Last February 7 I attended a workshop at a the SokoTech in Barcelona to assemble my own Fenderino, the coolest guitar ever (my knowledge about guitars is very limited, so take this sentence with a grain of salt).
The guitar is actually a shield for the Arduino UNO and has been designed by the people at abierto.cc, an initiative aimed to provide open(-sourced) tools for educators, created amongst others, by David Cuartielles, co-founder of Arduino. The shield is inspired by the works of two very good friends of mine: Marc Sibila (@marcsibila) and Jordi Divins (@jdivins). You really should be following these guys, they are doing very special things as Instròniks.
Lately I’ve been quite busy with the ESPurna firmware. It’s growing bigger and gaining some momentum. It’s really fulfilling to see other people using it and reporting back. But at the same time it’s very time consuming. Last Saturday I released version 1.5.0 with some new functionalities and bug fixes and I decided to use some of my free time over the weekend to work on a project that’s been waiting for a month in the shelf.

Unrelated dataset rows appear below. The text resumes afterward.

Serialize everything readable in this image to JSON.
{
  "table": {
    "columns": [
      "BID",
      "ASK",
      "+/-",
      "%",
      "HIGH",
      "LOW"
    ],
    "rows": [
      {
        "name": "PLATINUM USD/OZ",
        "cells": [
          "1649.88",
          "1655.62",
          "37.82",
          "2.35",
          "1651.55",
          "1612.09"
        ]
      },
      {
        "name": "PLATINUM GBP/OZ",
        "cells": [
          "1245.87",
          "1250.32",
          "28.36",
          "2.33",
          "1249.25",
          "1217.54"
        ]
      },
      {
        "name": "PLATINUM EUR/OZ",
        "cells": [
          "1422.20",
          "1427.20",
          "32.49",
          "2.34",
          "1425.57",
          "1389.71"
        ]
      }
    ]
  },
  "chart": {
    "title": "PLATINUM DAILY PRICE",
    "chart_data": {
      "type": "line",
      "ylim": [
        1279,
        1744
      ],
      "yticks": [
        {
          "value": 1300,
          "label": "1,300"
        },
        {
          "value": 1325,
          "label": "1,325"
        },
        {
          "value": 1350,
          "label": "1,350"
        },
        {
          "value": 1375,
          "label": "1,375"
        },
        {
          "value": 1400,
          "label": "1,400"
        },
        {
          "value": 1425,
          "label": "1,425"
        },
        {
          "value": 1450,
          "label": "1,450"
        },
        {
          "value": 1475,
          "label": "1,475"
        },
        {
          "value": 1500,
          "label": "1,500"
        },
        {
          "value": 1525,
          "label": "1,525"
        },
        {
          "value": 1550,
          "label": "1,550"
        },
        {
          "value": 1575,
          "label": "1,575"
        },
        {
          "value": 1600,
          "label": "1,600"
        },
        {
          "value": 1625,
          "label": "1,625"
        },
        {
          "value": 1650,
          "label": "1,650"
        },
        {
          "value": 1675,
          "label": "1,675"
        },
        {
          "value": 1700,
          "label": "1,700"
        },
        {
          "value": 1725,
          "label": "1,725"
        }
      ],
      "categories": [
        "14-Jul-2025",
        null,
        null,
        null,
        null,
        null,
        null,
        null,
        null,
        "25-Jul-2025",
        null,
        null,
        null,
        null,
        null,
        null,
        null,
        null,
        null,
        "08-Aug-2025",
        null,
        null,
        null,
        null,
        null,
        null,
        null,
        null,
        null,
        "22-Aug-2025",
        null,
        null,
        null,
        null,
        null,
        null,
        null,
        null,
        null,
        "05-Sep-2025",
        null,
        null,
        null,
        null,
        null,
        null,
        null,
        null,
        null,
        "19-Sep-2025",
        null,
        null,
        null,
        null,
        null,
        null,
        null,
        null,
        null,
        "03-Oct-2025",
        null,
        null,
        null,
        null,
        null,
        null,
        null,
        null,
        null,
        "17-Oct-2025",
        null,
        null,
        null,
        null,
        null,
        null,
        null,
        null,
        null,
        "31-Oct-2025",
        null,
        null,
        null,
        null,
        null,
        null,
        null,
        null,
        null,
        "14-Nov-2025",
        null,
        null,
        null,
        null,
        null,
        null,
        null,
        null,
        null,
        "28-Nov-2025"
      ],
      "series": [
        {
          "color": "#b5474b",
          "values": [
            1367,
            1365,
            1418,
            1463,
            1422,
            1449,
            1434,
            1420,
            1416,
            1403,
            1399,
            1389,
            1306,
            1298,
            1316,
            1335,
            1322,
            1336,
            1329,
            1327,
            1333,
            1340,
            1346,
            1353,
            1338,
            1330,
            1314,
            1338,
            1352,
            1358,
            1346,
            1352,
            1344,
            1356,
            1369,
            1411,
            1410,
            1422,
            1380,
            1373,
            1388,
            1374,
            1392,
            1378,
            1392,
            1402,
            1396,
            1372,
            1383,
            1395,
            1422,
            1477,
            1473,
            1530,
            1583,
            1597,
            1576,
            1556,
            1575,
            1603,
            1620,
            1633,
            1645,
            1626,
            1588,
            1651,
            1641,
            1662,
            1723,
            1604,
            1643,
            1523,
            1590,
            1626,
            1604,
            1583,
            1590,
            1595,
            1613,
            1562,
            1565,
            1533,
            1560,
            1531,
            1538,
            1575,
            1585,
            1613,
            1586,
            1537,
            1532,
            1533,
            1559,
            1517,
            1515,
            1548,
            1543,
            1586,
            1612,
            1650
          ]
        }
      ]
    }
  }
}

A few weeks ago I was playing with the Sonoff TH and I wrote a post about its sensor interface and the possibility of using lots of different digital sensors, including I2C sensors since the board can be easily hacked to export 2 digital pins over that interface.
And having I2C not only increases the number of potentially usable sensors but also opens the possibility of using I2C Analog to Digital converters to overpass the lack of analog inputs in the device. Here it comes the Texas Instruments ADC121 (datasheet), an 12-bit precision ADC with I2C support priced 2.74€ in quantities of 1.
Last December Itead Studio updated their Home Automation product line with a new and different product. The main difference is that it doesn’t have a relay and it’s mainly sensors and no actuator (if we don’t define a notifying LED as an actuator). The Sonoff SC is a sensor station that packs a DHT11 temperature and humidity sensor, a GM55 LDR, an electret microphone with an amplifier circuit and a Sharp GP2Y1010AU0F [Aliexpress] dust sensor in a fancy case that looks like it was originally meant for a speaker.
The device is packs an ESP8266 as expected and is compatible with the eWeLink app. But, such a collection of sensors, with 3 of them having analog interfaces, cannot be run from the single-ADC ESP8266 so Itead has thrown in a good old ATMega328P to drive the sensors and report the Espressif with the data.
Yes, sure! You can buy a Sonoff RF and you are good to go, I guess. But I didn’t and I was not so sure about the no-named RF receiver so I ended thinking about adding my own.
But first things first. The Sonoff is an ESP8266 based smart switch by ITEAD which comes with a custom firmware that communicates with the manufacturer cloud to provide “smart” capabilities like remote switching or scheduling. The cool thing is that it has a line of pins that expose the VCC, GND, RX and TX pins of the ESP8266 and a buttons attached to GPIO0 so very soon it got hacked and there are a number of firmwares already available. I’m not an early adopter and some work has been done and reported by Peter Scargill, Javier or even in instructables.
The ITead Sonoff Smart WiFi Switch after a small hack to use the Avidsen RF remote to toggle it